# [Your assignment]
Reproduce the records that follow without alteration, apart from removing the pictures.

Study material section start

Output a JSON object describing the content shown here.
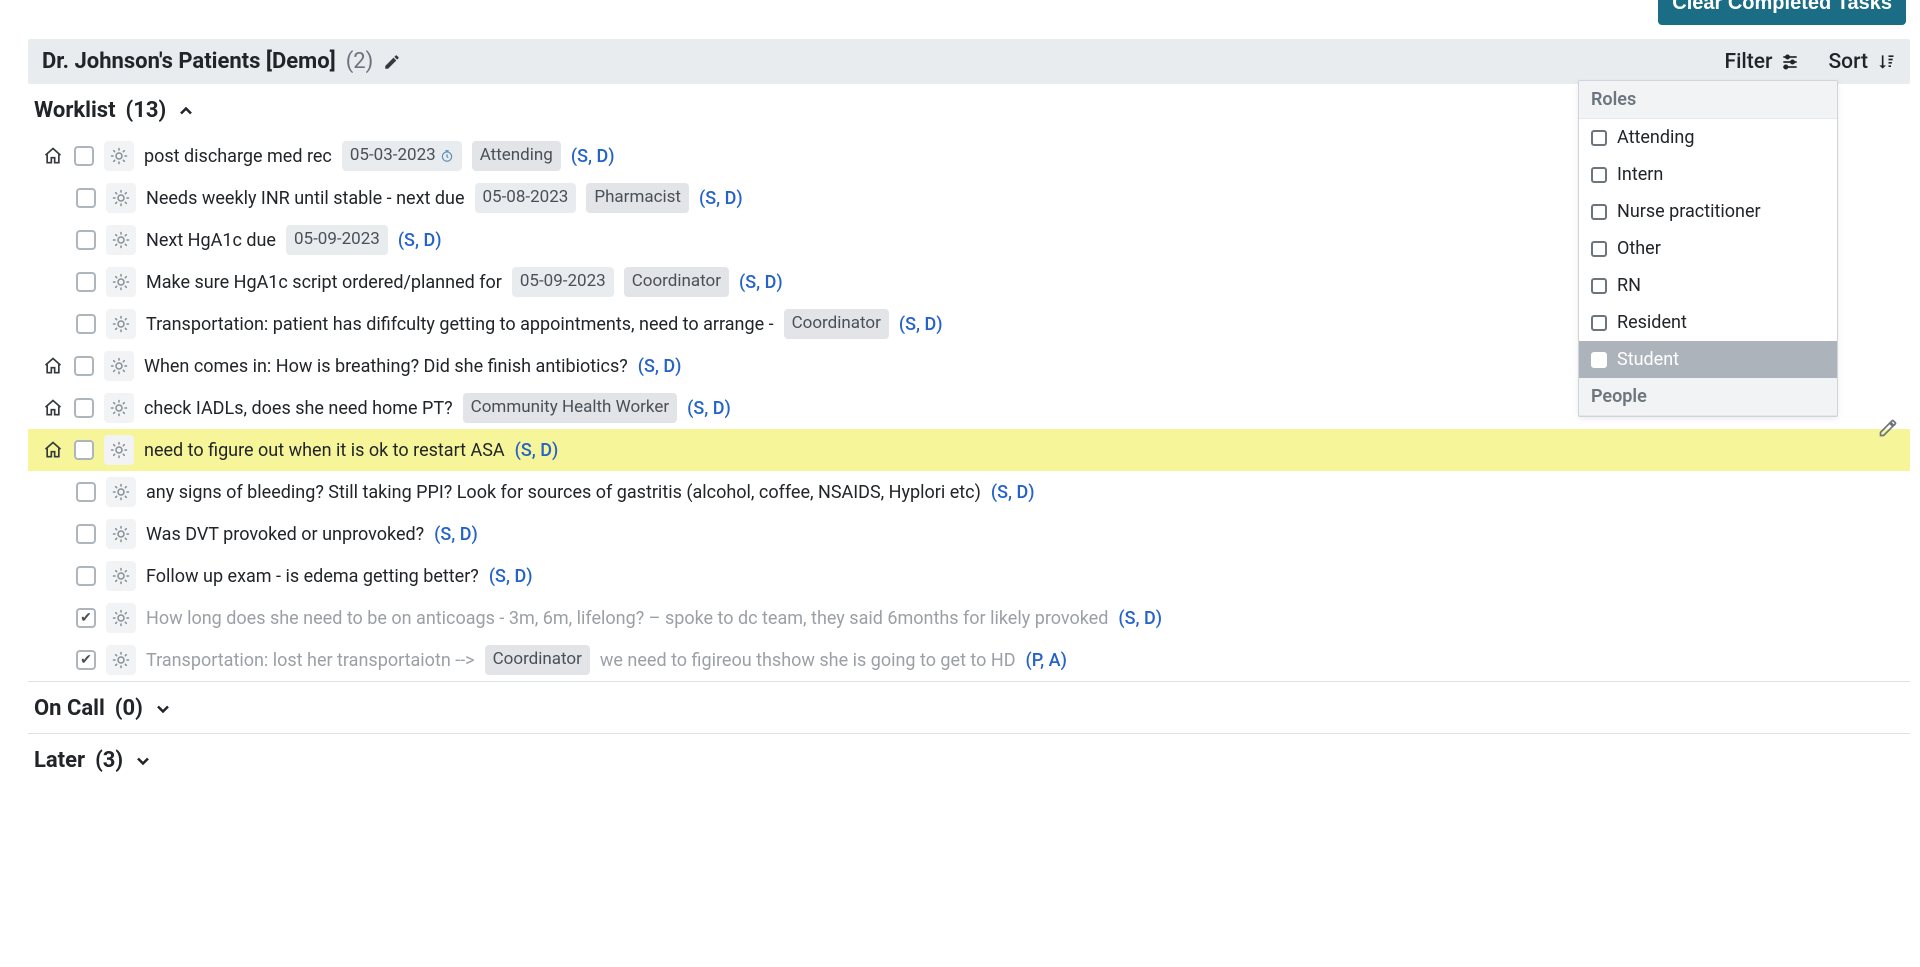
{
  "clear_button": "Clear Completed Tasks",
  "header": {
    "title": "Dr. Johnson's Patients [Demo]",
    "count": "(2)",
    "filter": "Filter",
    "sort": "Sort"
  },
  "sections": {
    "worklist": {
      "label": "Worklist",
      "count": "(13)"
    },
    "oncall": {
      "label": "On Call",
      "count": "(0)"
    },
    "later": {
      "label": "Later",
      "count": "(3)"
    }
  },
  "tasks": [
    {
      "indent": 0,
      "home": true,
      "checked": false,
      "text": "post discharge med rec",
      "date": "05-03-2023",
      "clock": true,
      "role": "Attending",
      "link": "(S, D)"
    },
    {
      "indent": 1,
      "home": false,
      "checked": false,
      "text": "Needs weekly INR until stable - next due",
      "date": "05-08-2023",
      "role": "Pharmacist",
      "link": "(S, D)"
    },
    {
      "indent": 1,
      "home": false,
      "checked": false,
      "text": "Next HgA1c due",
      "date": "05-09-2023",
      "link": "(S, D)"
    },
    {
      "indent": 1,
      "home": false,
      "checked": false,
      "text": "Make sure HgA1c script ordered/planned for",
      "date": "05-09-2023",
      "role": "Coordinator",
      "link": "(S, D)"
    },
    {
      "indent": 1,
      "home": false,
      "checked": false,
      "text": "Transportation:  patient has dififculty getting to appointments, need to arrange  -",
      "role": "Coordinator",
      "link": "(S, D)"
    },
    {
      "indent": 0,
      "home": true,
      "checked": false,
      "text": "When comes in: How is breathing? Did she finish antibiotics?",
      "link": "(S, D)"
    },
    {
      "indent": 0,
      "home": true,
      "checked": false,
      "text": "check IADLs, does she need home PT?",
      "role": "Community Health Worker",
      "link": "(S, D)"
    },
    {
      "indent": 0,
      "home": true,
      "checked": false,
      "text": "need to figure out when it is ok to restart ASA",
      "link": "(S, D)",
      "highlight": true
    },
    {
      "indent": 1,
      "home": false,
      "checked": false,
      "text": "any signs of bleeding? Still taking PPI? Look for sources of gastritis (alcohol, coffee, NSAIDS, Hyplori etc)",
      "link": "(S, D)"
    },
    {
      "indent": 1,
      "home": false,
      "checked": false,
      "text": "Was DVT provoked or unprovoked?",
      "link": "(S, D)"
    },
    {
      "indent": 1,
      "home": false,
      "checked": false,
      "text": "Follow up exam - is edema getting better?",
      "link": "(S, D)"
    },
    {
      "indent": 1,
      "home": false,
      "checked": true,
      "completed": true,
      "text": "How long does she need to be on anticoags - 3m, 6m, lifelong? – spoke to dc team, they said 6months for likely provoked",
      "link": "(S, D)"
    },
    {
      "indent": 1,
      "home": false,
      "checked": true,
      "completed": true,
      "text": "Transportation: lost her transportaiotn -->",
      "role": "Coordinator",
      "text2": "we need to figireou thshow she is going to get to HD",
      "link": "(P, A)"
    }
  ],
  "filter_panel": {
    "roles_heading": "Roles",
    "people_heading": "People",
    "roles": [
      {
        "label": "Attending"
      },
      {
        "label": "Intern"
      },
      {
        "label": "Nurse practitioner"
      },
      {
        "label": "Other"
      },
      {
        "label": "RN"
      },
      {
        "label": "Resident"
      },
      {
        "label": "Student",
        "hovered": true
      }
    ]
  }
}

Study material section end

# [Task result]
Output a JSON object describing the content shown here.
{
  "clear_button": "Clear Completed Tasks",
  "header": {
    "title": "Dr. Johnson's Patients [Demo]",
    "count": "(2)",
    "filter": "Filter",
    "sort": "Sort"
  },
  "sections": {
    "worklist": {
      "label": "Worklist",
      "count": "(13)"
    },
    "oncall": {
      "label": "On Call",
      "count": "(0)"
    },
    "later": {
      "label": "Later",
      "count": "(3)"
    }
  },
  "tasks": [
    {
      "indent": 0,
      "home": true,
      "checked": false,
      "text": "post discharge med rec",
      "date": "05-03-2023",
      "clock": true,
      "role": "Attending",
      "link": "(S, D)"
    },
    {
      "indent": 1,
      "home": false,
      "checked": false,
      "text": "Needs weekly INR until stable - next due",
      "date": "05-08-2023",
      "role": "Pharmacist",
      "link": "(S, D)"
    },
    {
      "indent": 1,
      "home": false,
      "checked": false,
      "text": "Next HgA1c due",
      "date": "05-09-2023",
      "link": "(S, D)"
    },
    {
      "indent": 1,
      "home": false,
      "checked": false,
      "text": "Make sure HgA1c script ordered/planned for",
      "date": "05-09-2023",
      "role": "Coordinator",
      "link": "(S, D)"
    },
    {
      "indent": 1,
      "home": false,
      "checked": false,
      "text": "Transportation:  patient has dififculty getting to appointments, need to arrange  -",
      "role": "Coordinator",
      "link": "(S, D)"
    },
    {
      "indent": 0,
      "home": true,
      "checked": false,
      "text": "When comes in: How is breathing? Did she finish antibiotics?",
      "link": "(S, D)"
    },
    {
      "indent": 0,
      "home": true,
      "checked": false,
      "text": "check IADLs, does she need home PT?",
      "role": "Community Health Worker",
      "link": "(S, D)"
    },
    {
      "indent": 0,
      "home": true,
      "checked": false,
      "text": "need to figure out when it is ok to restart ASA",
      "link": "(S, D)",
      "highlight": true
    },
    {
      "indent": 1,
      "home": false,
      "checked": false,
      "text": "any signs of bleeding? Still taking PPI? Look for sources of gastritis (alcohol, coffee, NSAIDS, Hyplori etc)",
      "link": "(S, D)"
    },
    {
      "indent": 1,
      "home": false,
      "checked": false,
      "text": "Was DVT provoked or unprovoked?",
      "link": "(S, D)"
    },
    {
      "indent": 1,
      "home": false,
      "checked": false,
      "text": "Follow up exam - is edema getting better?",
      "link": "(S, D)"
    },
    {
      "indent": 1,
      "home": false,
      "checked": true,
      "completed": true,
      "text": "How long does she need to be on anticoags - 3m, 6m, lifelong? – spoke to dc team, they said 6months for likely provoked",
      "link": "(S, D)"
    },
    {
      "indent": 1,
      "home": false,
      "checked": true,
      "completed": true,
      "text": "Transportation: lost her transportaiotn -->",
      "role": "Coordinator",
      "text2": "we need to figireou thshow she is going to get to HD",
      "link": "(P, A)"
    }
  ],
  "filter_panel": {
    "roles_heading": "Roles",
    "people_heading": "People",
    "roles": [
      {
        "label": "Attending"
      },
      {
        "label": "Intern"
      },
      {
        "label": "Nurse practitioner"
      },
      {
        "label": "Other"
      },
      {
        "label": "RN"
      },
      {
        "label": "Resident"
      },
      {
        "label": "Student",
        "hovered": true
      }
    ]
  }
}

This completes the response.